Micro Programmed Arithmetic Processor
My Electrical Engineering
fourth year project was the design of a 'Micro Programmed Arithmetic Processor' capable of division and multiplication, for the project course ELG4905 in the winter semester of 1995. Professor Krieger asked me to build the micro programmed processor in order to demonstrate the capabilities of such a device to the students of ELG2181. Part of the students' laboratory will be devoted to experimenting with the hardware implementation which I created.
There is a Detailed Design (DD) document for the project available in postscript
The following is a picture of me with my logic probe during the construction phase of this project.
Me and my logic probe
The device is a digital trainer that will allow the students of ELG2181 to experiment with a micro programmed processor.
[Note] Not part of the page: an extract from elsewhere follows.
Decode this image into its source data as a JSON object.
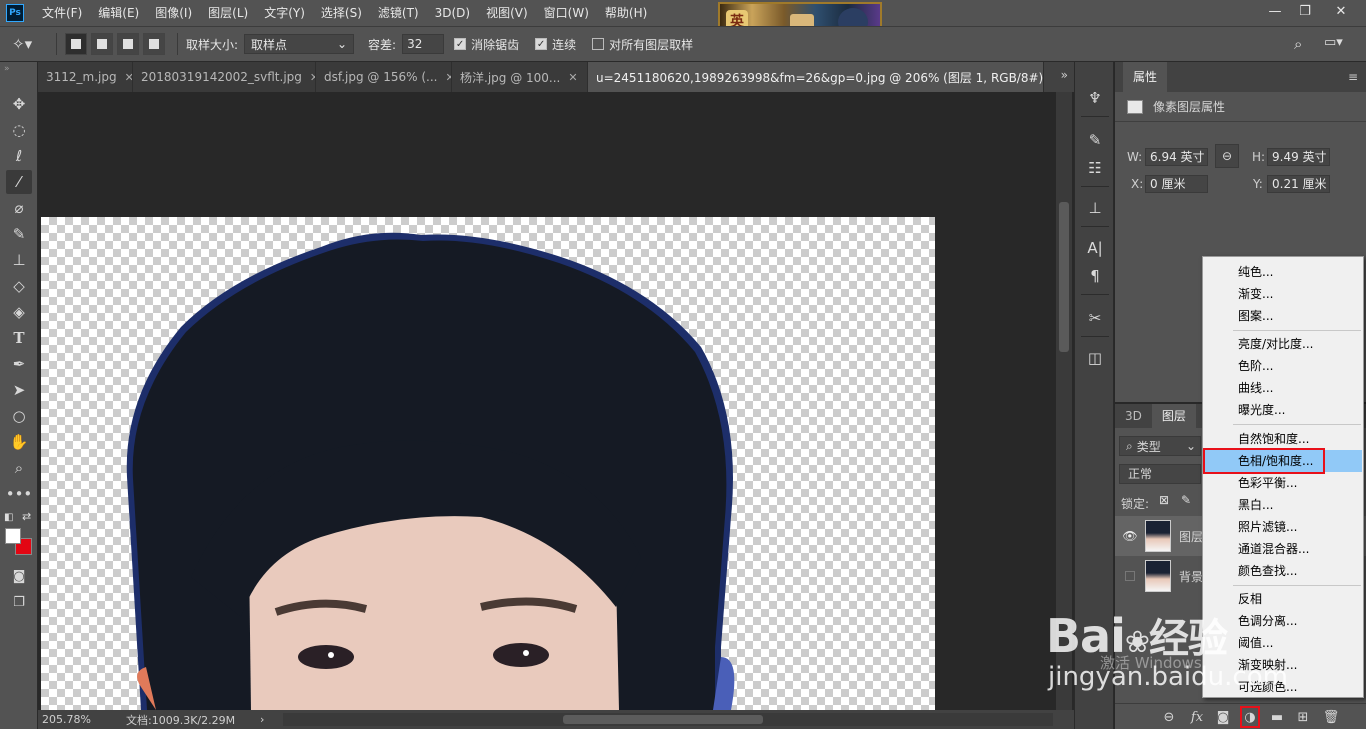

The trainer demonstrates the potential of the micro programmed processor showing how such a device would be designed to execute not only simple functions such as add and subtract, yet also much more complex ones such as multiply and divide.
I designed it to be able to act as a 'math coprocessor' which will execute an operation and flag the main processor when the requested instruction has completed.
The second board before wire wrapping
This is the bottom view of the second board just before wire wrapping. The LEDs and switches were added first, then the sockets were soldered to the board. The next step was to connect the pins together using wire wrap.
Integrating the boards together
Luckily I had a wire wrap power tool to assist me, which can be seen in the bottom right corner of this picture. Thanks go out to our lab tech Mitch for lending it to me. Otherwise it would have taken many times longer using the hand tool. Of course this would still have been a hundred times faster than attempting to connect it with just solder and wire!
The trainer was implemented using 55 TTL chips and used over one hundred square inches of proto board. The design was simulated using Beige Bag's
'B2Logic 3.0' digital simulation software.
Some of the features of the processor include:
- accumulator register
- 'built-from-scratch' 4-bit ALU
- status register
- 256 by 16 bit capable microcode
- able to execute both multiply and divide
The first board after being wire wrapped
This picture shows the completed wire wrap connections for the first board. There are over 500 connections for this board and around 2000 for the entire project.
Yes, that's me holding my completed baby!
This is me holding the completed hardware implementation. You can see more detail in the next photo.
Side profile of the finished product
This picture shows the side profile of the trainer. The left side of the picture shows where the student would operate the clock and instruction inputs (dip switches). There are various LEDs and switches throughout. A half inch thick piece of plexiglass was used as a base for the boards. Hopefully this will provide some shock absorption in case it is dropped.
High level view of the complete schemetic
To print out the entire design requires nearly 40 pages (12 just for the 4 bit ALU!). Here is a 'compressed' view (without the detailed ALU).
I also designed a Windows based GUI simulator
which gives students the ability to work with the trainer without the need to go into the lab. It is available for download
. Uncompress the zip file and then run setup.exe
in Windows (3.x, 95 and 98). It will create a directory and a program group automatically. It provides a GUI that looks just like the hardware version, even with switches and colourful LEDs!
There is a user manual for the simulator available in postscript